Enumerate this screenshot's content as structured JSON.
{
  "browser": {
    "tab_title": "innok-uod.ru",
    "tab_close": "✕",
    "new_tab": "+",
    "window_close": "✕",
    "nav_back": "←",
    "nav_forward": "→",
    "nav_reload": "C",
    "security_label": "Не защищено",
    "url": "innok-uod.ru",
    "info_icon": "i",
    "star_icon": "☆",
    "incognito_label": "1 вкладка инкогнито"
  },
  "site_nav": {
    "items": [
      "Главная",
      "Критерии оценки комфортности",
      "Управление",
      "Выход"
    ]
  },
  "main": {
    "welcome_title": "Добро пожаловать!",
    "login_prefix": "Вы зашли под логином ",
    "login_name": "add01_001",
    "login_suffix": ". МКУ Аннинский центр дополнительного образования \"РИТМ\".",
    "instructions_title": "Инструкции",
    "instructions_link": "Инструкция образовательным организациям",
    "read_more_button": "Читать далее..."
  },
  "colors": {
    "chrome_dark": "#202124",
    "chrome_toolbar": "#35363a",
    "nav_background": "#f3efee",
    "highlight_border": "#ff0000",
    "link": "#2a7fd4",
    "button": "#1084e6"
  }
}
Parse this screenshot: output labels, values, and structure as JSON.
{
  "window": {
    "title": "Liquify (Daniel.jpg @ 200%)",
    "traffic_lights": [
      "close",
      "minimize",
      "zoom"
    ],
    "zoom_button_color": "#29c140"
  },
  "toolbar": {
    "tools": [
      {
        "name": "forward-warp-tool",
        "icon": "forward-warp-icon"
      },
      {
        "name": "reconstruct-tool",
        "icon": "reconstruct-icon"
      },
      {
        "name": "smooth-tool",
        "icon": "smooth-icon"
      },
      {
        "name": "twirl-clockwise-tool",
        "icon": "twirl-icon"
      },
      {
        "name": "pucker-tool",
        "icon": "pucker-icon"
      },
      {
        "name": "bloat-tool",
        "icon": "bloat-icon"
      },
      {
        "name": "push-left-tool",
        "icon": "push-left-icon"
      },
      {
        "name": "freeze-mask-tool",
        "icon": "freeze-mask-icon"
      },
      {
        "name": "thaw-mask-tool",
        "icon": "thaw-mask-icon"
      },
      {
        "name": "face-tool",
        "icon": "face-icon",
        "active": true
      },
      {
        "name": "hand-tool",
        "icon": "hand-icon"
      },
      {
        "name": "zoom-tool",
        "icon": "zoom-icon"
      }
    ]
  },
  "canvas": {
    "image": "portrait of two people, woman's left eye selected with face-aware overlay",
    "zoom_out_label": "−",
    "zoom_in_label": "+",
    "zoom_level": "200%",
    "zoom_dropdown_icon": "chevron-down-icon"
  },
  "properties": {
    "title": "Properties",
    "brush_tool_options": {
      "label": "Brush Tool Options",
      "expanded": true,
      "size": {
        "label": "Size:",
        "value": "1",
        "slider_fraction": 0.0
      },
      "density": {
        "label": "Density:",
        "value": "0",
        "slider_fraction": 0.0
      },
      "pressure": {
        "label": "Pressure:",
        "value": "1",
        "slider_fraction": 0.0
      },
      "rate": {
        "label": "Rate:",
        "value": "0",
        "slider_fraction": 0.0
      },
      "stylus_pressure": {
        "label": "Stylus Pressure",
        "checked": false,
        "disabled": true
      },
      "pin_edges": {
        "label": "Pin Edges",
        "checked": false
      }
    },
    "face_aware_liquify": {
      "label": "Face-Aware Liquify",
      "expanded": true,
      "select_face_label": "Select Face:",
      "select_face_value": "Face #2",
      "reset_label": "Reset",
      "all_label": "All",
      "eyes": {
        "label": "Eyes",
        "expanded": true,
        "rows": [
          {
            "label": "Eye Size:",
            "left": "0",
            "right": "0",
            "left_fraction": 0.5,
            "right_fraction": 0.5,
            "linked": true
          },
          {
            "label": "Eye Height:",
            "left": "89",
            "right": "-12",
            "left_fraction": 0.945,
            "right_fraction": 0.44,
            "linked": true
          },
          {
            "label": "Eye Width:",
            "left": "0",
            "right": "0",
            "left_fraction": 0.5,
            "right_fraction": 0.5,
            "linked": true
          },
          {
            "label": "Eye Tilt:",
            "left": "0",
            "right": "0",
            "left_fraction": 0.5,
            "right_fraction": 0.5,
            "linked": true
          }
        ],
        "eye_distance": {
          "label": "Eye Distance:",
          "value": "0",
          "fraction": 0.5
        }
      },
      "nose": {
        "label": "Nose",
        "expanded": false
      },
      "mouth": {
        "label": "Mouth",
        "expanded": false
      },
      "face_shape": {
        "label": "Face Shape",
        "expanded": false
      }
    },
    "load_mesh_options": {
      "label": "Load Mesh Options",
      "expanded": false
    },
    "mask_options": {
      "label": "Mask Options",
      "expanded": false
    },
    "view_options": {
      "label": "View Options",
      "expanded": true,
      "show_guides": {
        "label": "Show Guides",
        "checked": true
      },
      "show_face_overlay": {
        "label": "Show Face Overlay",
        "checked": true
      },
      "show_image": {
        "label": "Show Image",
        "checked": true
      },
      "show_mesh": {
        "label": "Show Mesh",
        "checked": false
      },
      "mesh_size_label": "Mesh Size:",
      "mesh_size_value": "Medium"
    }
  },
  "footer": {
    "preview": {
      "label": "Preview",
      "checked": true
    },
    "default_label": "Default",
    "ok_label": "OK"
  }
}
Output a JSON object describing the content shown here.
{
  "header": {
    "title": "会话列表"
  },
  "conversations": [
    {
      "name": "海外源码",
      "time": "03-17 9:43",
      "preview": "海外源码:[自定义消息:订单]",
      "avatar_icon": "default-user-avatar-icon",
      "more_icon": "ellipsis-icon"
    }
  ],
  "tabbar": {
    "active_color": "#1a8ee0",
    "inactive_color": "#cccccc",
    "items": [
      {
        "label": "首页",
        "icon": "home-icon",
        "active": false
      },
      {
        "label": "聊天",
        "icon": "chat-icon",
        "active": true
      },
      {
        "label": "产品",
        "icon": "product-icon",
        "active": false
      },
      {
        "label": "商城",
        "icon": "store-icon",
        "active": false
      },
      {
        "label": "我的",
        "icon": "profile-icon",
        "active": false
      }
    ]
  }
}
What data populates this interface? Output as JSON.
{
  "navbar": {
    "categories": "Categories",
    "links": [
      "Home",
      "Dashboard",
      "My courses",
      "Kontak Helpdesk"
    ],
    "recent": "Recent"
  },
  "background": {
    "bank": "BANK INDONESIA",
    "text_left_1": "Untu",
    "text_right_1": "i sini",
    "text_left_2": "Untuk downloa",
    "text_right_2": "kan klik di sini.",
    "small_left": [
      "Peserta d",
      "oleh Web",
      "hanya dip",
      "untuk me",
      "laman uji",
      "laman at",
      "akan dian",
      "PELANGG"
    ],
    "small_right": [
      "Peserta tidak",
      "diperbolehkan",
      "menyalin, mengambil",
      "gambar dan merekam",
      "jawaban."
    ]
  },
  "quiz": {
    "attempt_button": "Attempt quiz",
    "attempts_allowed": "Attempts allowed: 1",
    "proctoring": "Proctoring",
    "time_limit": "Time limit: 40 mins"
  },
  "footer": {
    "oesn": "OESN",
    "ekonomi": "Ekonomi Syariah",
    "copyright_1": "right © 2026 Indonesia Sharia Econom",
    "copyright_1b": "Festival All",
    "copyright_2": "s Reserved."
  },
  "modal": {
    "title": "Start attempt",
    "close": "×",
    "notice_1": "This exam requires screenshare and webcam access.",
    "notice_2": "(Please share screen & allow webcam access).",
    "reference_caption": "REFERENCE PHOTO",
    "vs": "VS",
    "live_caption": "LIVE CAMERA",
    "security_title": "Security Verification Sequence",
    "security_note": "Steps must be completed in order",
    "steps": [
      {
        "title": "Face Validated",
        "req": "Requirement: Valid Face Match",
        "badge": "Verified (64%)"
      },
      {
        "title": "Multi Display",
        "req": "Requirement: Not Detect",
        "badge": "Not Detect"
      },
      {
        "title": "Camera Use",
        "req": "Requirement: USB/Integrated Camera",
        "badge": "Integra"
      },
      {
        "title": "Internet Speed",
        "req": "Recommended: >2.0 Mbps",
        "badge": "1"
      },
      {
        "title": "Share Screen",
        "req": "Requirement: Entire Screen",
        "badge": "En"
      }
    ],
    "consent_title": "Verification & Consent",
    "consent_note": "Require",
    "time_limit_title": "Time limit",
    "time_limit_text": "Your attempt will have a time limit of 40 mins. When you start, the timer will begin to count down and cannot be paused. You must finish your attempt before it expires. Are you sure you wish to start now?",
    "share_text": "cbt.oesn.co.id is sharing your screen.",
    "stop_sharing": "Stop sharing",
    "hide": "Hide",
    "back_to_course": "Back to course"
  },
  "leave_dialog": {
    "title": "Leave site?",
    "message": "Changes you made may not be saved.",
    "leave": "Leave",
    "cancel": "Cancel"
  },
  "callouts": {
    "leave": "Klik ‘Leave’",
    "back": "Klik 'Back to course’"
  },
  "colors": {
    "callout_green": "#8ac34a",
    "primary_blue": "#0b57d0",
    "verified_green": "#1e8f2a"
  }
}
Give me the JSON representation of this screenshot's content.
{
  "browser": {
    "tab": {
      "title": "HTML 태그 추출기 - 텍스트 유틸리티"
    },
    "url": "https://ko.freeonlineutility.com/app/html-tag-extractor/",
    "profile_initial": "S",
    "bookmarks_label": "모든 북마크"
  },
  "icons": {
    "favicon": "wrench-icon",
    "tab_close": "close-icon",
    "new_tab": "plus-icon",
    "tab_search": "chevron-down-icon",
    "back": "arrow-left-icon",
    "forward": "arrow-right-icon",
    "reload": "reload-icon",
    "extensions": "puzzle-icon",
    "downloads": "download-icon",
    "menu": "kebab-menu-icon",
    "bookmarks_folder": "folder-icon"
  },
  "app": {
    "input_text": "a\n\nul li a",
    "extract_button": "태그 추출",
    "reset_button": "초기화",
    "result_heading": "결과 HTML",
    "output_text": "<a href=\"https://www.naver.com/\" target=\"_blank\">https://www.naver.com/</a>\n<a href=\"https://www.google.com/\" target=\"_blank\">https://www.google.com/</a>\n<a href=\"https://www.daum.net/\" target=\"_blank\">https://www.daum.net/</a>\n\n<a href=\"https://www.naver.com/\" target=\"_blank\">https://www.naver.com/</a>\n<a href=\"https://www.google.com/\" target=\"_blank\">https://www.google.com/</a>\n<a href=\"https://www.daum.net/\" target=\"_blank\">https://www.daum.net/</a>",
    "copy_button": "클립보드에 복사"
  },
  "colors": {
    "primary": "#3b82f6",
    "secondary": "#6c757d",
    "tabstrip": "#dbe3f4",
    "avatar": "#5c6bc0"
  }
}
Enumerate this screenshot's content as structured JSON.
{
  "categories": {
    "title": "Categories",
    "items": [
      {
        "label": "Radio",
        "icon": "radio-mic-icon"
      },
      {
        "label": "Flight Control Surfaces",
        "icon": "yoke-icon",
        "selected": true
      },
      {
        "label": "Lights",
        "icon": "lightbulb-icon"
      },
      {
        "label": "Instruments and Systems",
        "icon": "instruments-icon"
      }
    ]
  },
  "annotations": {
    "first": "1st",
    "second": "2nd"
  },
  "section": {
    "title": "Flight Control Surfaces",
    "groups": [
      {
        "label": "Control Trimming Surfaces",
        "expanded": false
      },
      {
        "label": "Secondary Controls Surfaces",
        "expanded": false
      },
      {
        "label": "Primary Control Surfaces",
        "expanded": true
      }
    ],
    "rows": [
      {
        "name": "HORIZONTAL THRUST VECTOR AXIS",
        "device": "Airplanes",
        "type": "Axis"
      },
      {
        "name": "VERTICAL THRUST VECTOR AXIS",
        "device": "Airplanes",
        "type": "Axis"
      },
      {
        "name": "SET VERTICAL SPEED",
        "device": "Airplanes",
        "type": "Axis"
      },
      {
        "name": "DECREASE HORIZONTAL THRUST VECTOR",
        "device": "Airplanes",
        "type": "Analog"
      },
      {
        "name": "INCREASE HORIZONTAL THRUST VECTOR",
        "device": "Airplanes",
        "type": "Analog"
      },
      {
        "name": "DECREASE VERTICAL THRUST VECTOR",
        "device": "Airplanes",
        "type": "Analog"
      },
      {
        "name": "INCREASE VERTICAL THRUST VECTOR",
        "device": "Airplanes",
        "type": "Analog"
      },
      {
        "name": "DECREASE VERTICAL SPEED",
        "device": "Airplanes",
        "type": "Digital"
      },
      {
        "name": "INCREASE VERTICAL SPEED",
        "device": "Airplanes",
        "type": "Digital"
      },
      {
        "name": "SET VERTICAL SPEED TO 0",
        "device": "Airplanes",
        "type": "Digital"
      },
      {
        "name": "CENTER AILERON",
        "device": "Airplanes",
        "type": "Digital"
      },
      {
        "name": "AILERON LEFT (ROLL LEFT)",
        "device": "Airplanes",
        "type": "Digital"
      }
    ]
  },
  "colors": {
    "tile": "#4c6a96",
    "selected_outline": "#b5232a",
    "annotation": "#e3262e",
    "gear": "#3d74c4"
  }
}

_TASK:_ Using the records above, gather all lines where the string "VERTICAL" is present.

_RESULT:_
        "name": "VERTICAL THRUST VECTOR AXIS",
        "name": "SET VERTICAL SPEED",
        "name": "DECREASE VERTICAL THRUST VECTOR",
        "name": "INCREASE VERTICAL THRUST VECTOR",
        "name": "DECREASE VERTICAL SPEED",
        "name": "INCREASE VERTICAL SPEED",
        "name": "SET VERTICAL SPEED TO 0",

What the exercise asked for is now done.